Phenology: Flowering mid Apr-mid Jun.
Habitat: Riparian willow thickets on silty, sandy-clay, gravelly, or bouldery banks and floodplains, sand dunes, alluvial fans, wet meadows, rich fens, prairie depressions, balsam poplar thickets
Elevation: 0-2000 m
Alta., Man., N.W.T., Ont., Sask., Colo., Iowa, Kans., Minn., Mo., Mont., Nebr., N.Dak., S.Dak., Wyo.
Salix famelica is a Great Plains taxon that was recognized by R. D. Dorn (1995) as S. lutea var. famelica. It is separable from the other members of sect. Cordatae mainly by its yellow-brown to gray-brown branches and contrasting red-brown branchlets.

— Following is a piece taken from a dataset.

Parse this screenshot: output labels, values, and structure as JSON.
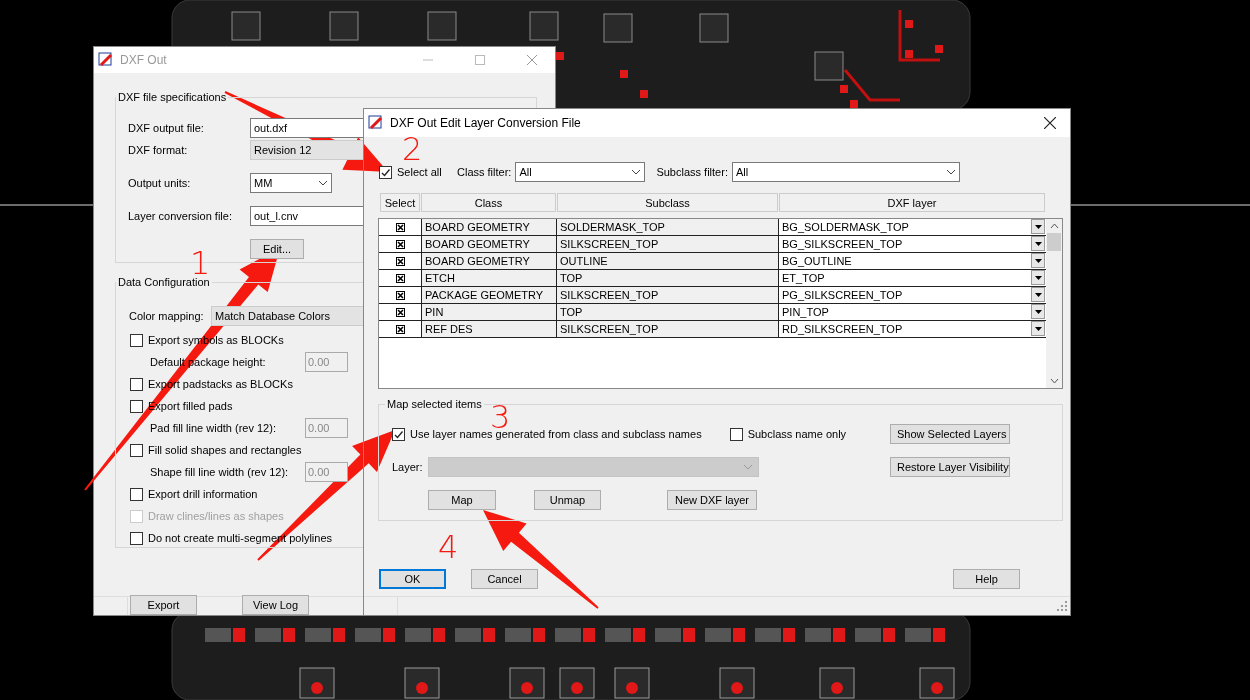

It is recognized here as a species because, although it intergrades with other taxa in the complex, it has a relatively large, allopatric distribution.
Salix famelica forms natural hybrids with S. candida, S. eriocephala, S. petiolaris, and S. pseudomonticola.
Salix famelica × S. petiolaris resembles S. famelica in having foliaceous stipules on late leaves and yellow-brown branches, and S. petiolaris in having ferruginous hairs on juvenile leaves. It is intermediate in leaf shape, in having stipules rudimentary on early leaves, and in having ovaries with patches of hairs at the base.
Salix famelica × S. pseudomonticola: Saskatchewan specimens combine the characters of the parental species.
"-0.32mm" is not declared as a valid unit of measurement for this property.